A crack or a chip on your windshield can ruin your car’s aesthetics and obscure the driver’s vision. It used to be an easy fix, one third-party repair shops could do in your driveway or in a parking lot in under an hour. Now however, windshields are just as complex as the cars they’re mounted to, with repairs having come to involve technology that could cost insurers thousands to replace.
First is the integration of cameras or other sensors in the windshield, looking out at the road with you. “They’re becoming really common on a wide range of vehicles,” says Aaron Schulenburg, Executive Director of the Society of Collision Repair Specialists, the trade group for collision repair technicians. “What were once really simple operations now require complex diagnostic and calibration work.”
Sufficient insurance should cover such procedures, but that doesn’t mean your insurance company likes it. “A lot of these technologies have been driven by ... the insurance industry, looking to reduce accident frequency,” says Schulenburg. “Unfortunately, it also can be a challenge because the insurance companies are behind the curve on understanding and underwriting these repair processes.” Yesterday’s $500 windshield replacement can run into thousands of dollars today.
Advanced Driver Assistance Systems are behind the big leap in complexity.
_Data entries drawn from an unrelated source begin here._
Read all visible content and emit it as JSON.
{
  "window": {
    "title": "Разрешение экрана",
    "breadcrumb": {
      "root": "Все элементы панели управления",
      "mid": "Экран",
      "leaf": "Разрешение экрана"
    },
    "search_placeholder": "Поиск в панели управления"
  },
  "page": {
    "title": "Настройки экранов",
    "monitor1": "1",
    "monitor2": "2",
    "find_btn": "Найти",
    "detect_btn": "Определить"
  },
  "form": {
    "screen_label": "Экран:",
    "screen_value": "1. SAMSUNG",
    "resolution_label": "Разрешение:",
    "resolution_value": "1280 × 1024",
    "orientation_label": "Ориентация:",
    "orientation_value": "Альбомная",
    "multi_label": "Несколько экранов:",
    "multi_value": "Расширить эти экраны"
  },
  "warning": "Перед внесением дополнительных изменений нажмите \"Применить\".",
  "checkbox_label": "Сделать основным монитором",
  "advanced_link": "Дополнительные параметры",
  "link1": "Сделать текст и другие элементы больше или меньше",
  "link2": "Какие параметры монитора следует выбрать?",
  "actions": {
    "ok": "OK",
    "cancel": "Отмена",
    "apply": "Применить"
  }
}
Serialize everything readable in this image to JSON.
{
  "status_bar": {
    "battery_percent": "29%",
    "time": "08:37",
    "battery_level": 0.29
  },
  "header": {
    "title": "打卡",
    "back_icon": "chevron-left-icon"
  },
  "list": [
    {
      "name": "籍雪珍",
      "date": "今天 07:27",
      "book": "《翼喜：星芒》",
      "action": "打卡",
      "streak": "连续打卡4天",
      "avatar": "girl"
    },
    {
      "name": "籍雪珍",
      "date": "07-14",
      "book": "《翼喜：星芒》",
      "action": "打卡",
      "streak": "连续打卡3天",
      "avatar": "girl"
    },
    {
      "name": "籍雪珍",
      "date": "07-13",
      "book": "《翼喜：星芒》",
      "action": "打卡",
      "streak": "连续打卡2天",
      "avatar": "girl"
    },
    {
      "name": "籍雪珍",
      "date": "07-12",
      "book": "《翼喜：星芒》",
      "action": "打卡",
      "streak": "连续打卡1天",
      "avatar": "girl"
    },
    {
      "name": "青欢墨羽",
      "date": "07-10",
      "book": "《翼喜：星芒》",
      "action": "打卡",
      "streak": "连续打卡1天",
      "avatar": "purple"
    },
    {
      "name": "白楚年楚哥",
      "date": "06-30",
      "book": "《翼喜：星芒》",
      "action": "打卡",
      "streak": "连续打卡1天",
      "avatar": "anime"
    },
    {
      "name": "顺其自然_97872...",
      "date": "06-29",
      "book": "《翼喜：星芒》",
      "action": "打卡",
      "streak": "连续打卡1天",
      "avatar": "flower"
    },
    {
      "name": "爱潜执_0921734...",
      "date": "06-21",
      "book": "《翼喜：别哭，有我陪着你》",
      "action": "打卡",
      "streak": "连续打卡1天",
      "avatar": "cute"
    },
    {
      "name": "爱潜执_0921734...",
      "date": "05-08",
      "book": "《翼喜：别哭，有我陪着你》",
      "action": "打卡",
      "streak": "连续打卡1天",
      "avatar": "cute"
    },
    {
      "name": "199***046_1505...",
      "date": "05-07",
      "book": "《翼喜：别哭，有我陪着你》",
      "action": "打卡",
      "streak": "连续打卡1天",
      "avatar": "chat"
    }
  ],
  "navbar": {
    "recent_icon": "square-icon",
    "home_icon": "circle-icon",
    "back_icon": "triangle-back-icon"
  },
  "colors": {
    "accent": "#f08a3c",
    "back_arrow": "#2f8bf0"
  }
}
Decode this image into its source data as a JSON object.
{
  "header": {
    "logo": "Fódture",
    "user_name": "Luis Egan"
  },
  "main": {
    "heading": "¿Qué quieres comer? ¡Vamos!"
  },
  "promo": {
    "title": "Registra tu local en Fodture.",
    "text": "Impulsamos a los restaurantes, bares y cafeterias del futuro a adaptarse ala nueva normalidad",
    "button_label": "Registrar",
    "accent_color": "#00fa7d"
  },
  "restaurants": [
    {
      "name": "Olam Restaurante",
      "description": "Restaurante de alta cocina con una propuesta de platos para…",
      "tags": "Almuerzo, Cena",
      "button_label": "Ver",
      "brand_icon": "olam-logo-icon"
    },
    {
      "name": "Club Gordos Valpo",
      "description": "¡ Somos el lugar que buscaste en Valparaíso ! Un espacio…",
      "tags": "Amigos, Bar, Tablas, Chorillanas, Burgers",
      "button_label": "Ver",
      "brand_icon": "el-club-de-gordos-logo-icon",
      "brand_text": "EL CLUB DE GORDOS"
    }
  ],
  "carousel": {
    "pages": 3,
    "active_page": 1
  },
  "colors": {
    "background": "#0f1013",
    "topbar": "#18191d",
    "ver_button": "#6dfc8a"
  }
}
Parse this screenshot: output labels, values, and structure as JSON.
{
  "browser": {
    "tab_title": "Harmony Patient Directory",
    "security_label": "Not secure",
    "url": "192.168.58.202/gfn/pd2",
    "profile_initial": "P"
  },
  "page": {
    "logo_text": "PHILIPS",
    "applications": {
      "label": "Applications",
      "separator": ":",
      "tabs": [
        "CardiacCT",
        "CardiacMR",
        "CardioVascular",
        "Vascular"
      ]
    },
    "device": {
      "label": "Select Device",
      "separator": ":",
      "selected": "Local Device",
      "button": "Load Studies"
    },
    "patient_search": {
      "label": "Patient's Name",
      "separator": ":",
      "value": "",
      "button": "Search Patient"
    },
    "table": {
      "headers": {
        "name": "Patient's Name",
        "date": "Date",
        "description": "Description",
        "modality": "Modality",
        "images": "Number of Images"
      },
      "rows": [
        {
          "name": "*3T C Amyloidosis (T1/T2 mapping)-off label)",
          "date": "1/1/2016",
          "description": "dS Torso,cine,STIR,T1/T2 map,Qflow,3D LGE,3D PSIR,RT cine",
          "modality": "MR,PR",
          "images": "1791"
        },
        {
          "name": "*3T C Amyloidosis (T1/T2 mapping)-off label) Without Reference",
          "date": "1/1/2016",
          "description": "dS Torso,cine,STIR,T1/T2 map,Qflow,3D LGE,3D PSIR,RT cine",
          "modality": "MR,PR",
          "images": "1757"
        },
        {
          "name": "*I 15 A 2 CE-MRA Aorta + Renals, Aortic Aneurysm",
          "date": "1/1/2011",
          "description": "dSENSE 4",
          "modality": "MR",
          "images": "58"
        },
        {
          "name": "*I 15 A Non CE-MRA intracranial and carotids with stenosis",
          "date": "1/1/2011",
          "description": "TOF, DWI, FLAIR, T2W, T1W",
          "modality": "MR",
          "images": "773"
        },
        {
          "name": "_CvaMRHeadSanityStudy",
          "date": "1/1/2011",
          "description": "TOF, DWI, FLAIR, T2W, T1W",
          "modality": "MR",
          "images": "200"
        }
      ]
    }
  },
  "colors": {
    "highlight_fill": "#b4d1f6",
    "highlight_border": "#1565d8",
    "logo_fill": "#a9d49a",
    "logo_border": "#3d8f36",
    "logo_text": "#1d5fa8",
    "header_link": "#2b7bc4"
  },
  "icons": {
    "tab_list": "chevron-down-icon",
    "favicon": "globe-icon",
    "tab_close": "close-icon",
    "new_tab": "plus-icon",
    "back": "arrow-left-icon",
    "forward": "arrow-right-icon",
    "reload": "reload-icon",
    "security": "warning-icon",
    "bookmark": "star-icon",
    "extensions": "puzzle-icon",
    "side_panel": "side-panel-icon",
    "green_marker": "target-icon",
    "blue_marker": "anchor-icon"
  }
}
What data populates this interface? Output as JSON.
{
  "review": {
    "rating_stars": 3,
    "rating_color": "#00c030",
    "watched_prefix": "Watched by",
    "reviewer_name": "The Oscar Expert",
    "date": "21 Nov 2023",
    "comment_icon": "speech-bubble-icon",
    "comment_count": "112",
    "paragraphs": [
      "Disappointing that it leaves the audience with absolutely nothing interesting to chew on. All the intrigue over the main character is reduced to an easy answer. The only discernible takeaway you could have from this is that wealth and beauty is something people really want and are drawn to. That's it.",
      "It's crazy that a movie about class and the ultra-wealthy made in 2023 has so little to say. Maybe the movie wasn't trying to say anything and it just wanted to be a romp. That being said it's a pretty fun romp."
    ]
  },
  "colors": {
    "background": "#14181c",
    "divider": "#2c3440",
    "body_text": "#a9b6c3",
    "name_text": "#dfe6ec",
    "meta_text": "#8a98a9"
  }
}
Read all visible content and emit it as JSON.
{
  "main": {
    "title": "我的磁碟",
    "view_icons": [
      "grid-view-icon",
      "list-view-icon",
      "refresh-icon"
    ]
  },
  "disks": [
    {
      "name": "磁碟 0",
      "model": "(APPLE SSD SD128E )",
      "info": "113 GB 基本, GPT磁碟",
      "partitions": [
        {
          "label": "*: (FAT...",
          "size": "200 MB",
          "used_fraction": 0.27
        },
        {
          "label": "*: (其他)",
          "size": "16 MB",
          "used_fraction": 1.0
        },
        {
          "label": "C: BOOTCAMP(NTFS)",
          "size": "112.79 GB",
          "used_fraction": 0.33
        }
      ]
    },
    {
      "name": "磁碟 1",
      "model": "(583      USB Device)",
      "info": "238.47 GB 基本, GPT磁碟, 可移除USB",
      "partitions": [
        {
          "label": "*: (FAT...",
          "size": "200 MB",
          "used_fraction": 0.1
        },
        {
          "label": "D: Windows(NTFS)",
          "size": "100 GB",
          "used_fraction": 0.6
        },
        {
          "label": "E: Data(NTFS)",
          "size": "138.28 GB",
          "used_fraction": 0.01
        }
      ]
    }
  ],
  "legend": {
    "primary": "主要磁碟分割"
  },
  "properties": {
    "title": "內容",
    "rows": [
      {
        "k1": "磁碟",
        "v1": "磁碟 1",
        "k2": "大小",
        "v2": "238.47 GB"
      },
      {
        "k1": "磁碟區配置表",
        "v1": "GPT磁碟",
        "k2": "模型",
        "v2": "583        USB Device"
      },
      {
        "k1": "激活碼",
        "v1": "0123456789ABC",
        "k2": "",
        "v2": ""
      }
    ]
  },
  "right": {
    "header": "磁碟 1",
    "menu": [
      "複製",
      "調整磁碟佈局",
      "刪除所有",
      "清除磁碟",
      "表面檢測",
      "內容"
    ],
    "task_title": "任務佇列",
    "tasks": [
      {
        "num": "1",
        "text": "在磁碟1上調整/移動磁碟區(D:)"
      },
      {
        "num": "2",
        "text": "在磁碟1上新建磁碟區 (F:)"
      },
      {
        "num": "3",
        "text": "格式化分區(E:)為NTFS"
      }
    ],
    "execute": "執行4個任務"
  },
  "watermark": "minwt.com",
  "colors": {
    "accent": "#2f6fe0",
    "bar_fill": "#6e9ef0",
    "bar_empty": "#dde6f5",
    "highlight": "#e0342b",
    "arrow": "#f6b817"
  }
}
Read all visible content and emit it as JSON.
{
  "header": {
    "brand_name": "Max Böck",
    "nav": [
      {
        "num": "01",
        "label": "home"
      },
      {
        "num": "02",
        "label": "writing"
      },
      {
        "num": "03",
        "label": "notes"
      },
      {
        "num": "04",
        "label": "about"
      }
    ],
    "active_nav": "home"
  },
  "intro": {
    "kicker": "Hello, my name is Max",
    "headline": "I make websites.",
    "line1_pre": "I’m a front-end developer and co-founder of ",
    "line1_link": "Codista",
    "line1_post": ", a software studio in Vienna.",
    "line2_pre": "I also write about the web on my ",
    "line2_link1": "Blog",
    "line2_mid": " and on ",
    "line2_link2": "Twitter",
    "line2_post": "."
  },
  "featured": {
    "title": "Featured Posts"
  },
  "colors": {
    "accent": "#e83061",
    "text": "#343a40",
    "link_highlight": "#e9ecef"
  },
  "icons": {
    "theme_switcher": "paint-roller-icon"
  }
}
Many of those systems have key sensors that permanently affixed to the windshield. Multiple companies, like Ford and Stellantis, advise against using aftermarket windshields or reusing windshields when they need to be removed, which means a trip to the dealership to get one replaced.
Windshields aren’t the only part that might run into thousands to repair on modern cars. We reported a few years ago that even a minor hit to the Kia K900's advanced driver assist systems could total the vehicle.